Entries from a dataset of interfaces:
-------------------------

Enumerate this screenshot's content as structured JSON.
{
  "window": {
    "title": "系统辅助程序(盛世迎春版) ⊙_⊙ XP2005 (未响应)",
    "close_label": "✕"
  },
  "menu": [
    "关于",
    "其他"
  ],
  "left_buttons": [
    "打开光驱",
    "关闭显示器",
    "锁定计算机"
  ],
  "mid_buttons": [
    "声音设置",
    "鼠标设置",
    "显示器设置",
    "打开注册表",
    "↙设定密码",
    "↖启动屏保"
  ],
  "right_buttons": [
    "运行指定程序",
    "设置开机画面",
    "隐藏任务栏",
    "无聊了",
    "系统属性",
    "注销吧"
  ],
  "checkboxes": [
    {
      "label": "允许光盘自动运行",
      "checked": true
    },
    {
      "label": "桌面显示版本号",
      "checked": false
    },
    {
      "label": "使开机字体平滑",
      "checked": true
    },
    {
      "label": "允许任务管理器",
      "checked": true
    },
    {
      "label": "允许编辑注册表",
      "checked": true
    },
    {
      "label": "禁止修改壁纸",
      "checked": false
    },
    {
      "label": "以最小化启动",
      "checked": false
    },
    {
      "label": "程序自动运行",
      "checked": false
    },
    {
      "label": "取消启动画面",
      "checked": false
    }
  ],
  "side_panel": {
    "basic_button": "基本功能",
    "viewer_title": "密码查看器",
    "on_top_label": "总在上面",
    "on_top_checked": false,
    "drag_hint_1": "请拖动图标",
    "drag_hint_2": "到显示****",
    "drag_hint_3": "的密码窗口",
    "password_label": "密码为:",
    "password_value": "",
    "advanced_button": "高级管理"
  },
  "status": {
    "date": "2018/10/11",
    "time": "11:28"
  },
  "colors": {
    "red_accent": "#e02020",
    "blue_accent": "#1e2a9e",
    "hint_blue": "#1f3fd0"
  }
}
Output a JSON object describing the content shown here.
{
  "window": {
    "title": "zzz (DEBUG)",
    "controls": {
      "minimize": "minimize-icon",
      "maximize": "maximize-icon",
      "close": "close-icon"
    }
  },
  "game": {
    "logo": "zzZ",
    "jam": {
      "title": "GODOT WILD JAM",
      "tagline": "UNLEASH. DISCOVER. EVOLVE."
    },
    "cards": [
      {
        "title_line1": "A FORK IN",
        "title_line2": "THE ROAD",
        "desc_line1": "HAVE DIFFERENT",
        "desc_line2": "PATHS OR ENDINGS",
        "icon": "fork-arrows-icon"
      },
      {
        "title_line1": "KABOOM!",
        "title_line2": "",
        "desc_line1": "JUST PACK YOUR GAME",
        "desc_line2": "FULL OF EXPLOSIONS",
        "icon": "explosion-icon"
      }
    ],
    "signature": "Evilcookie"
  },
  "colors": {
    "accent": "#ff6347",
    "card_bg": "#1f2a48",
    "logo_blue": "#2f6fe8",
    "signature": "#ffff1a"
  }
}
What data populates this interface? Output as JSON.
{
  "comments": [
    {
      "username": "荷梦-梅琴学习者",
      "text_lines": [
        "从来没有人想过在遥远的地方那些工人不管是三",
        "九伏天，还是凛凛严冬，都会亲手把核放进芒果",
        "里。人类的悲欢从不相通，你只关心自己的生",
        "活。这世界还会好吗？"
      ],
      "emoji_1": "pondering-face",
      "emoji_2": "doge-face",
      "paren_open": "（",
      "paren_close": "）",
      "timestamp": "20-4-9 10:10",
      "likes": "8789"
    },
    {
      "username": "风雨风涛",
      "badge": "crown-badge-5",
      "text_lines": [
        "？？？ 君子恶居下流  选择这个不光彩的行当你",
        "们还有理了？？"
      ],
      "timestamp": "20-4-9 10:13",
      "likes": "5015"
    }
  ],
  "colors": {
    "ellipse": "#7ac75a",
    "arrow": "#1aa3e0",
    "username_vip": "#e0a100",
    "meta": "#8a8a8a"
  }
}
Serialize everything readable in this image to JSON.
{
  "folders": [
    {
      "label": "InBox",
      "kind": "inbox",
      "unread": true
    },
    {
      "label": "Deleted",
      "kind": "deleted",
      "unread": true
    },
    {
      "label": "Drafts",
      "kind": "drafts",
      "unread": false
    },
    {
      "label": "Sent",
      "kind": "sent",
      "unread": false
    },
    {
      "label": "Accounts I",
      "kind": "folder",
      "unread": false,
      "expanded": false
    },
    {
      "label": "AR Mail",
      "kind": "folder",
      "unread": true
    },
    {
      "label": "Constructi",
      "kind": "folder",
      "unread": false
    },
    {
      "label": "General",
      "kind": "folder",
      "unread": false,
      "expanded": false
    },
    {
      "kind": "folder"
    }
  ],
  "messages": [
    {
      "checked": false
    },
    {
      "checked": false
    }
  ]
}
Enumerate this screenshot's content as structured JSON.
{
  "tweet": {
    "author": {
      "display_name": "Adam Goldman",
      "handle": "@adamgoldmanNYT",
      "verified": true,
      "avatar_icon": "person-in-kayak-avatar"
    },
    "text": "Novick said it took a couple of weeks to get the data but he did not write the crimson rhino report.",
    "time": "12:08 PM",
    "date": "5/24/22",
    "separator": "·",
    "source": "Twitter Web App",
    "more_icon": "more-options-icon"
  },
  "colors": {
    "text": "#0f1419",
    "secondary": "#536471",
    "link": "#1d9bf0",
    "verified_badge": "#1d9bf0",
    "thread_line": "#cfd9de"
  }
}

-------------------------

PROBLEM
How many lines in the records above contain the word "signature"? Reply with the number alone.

ANSWER TO THE EXERCISE
2